[Provided entries Boundary: Start]
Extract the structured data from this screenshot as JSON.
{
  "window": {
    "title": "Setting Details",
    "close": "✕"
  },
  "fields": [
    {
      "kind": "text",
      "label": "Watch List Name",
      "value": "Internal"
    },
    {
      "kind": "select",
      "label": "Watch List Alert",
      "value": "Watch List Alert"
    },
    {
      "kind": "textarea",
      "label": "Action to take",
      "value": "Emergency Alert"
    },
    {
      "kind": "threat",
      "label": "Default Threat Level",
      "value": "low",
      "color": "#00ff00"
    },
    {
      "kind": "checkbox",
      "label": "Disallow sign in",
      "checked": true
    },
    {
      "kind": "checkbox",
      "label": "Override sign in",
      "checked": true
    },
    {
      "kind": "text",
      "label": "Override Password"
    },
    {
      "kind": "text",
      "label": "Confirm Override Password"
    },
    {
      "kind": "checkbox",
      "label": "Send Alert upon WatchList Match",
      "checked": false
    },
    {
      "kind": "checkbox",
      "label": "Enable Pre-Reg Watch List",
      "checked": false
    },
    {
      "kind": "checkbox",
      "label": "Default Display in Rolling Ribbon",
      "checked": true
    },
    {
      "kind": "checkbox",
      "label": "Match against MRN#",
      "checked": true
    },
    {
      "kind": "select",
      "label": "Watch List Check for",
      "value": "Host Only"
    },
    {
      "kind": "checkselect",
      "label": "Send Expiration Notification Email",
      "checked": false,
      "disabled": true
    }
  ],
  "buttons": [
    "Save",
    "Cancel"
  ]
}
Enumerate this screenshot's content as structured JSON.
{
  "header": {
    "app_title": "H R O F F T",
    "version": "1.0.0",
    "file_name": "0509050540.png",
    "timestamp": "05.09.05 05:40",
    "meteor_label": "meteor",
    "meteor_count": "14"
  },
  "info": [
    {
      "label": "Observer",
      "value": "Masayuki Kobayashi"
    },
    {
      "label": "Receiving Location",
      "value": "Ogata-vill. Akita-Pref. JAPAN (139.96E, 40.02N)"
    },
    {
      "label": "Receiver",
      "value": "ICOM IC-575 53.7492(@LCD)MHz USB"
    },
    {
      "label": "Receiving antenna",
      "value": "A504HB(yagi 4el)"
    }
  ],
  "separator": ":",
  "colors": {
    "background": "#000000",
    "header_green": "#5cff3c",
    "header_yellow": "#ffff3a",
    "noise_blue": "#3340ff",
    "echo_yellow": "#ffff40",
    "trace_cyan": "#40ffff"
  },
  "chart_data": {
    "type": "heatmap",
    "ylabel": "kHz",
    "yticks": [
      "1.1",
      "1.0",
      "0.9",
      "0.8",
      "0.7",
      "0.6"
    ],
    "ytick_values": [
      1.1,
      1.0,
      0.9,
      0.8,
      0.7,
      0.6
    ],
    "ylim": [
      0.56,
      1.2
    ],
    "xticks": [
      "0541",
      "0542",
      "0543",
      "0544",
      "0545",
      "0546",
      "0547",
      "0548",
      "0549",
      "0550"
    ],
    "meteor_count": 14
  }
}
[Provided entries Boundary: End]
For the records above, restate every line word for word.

Extract the structured data from this screenshot as JSON.
{
  "window": {
    "title": "Setting Details",
    "close": "✕"
  },
  "fields": [
    {
      "kind": "text",
      "label": "Watch List Name",
      "value": "Internal"
    },
    {
      "kind": "select",
      "label": "Watch List Alert",
      "value": "Watch List Alert"
    },
    {
      "kind": "textarea",
      "label": "Action to take",
      "value": "Emergency Alert"
    },
    {
      "kind": "threat",
      "label": "Default Threat Level",
      "value": "low",
      "color": "#00ff00"
    },
    {
      "kind": "checkbox",
      "label": "Disallow sign in",
      "checked": true
    },
    {
      "kind": "checkbox",
      "label": "Override sign in",
      "checked": true
    },
    {
      "kind": "text",
      "label": "Override Password"
    },
    {
      "kind": "text",
      "label": "Confirm Override Password"
    },
    {
      "kind": "checkbox",
      "label": "Send Alert upon WatchList Match",
      "checked": false
    },
    {
      "kind": "checkbox",
      "label": "Enable Pre-Reg Watch List",
      "checked": false
    },
    {
      "kind": "checkbox",
      "label": "Default Display in Rolling Ribbon",
      "checked": true
    },
    {
      "kind": "checkbox",
      "label": "Match against MRN#",
      "checked": true
    },
    {
      "kind": "select",
      "label": "Watch List Check for",
      "value": "Host Only"
    },
    {
      "kind": "checkselect",
      "label": "Send Expiration Notification Email",
      "checked": false,
      "disabled": true
    }
  ],
  "buttons": [
    "Save",
    "Cancel"
  ]
}
Enumerate this screenshot's content as structured JSON.
{
  "header": {
    "app_title": "H R O F F T",
    "version": "1.0.0",
    "file_name": "0509050540.png",
    "timestamp": "05.09.05 05:40",
    "meteor_label": "meteor",
    "meteor_count": "14"
  },
  "info": [
    {
      "label": "Observer",
      "value": "Masayuki Kobayashi"
    },
    {
      "label": "Receiving Location",
      "value": "Ogata-vill. Akita-Pref. JAPAN (139.96E, 40.02N)"
    },
    {
      "label": "Receiver",
      "value": "ICOM IC-575 53.7492(@LCD)MHz USB"
    },
    {
      "label": "Receiving antenna",
      "value": "A504HB(yagi 4el)"
    }
  ],
  "separator": ":",
  "colors": {
    "background": "#000000",
    "header_green": "#5cff3c",
    "header_yellow": "#ffff3a",
    "noise_blue": "#3340ff",
    "echo_yellow": "#ffff40",
    "trace_cyan": "#40ffff"
  },
  "chart_data": {
    "type": "heatmap",
    "ylabel": "kHz",
    "yticks": [
      "1.1",
      "1.0",
      "0.9",
      "0.8",
      "0.7",
      "0.6"
    ],
    "ytick_values": [
      1.1,
      1.0,
      0.9,
      0.8,
      0.7,
      0.6
    ],
    "ylim": [
      0.56,
      1.2
    ],
    "xticks": [
      "0541",
      "0542",
      "0543",
      "0544",
      "0545",
      "0546",
      "0547",
      "0548",
      "0549",
      "0550"
    ],
    "meteor_count": 14
  }
}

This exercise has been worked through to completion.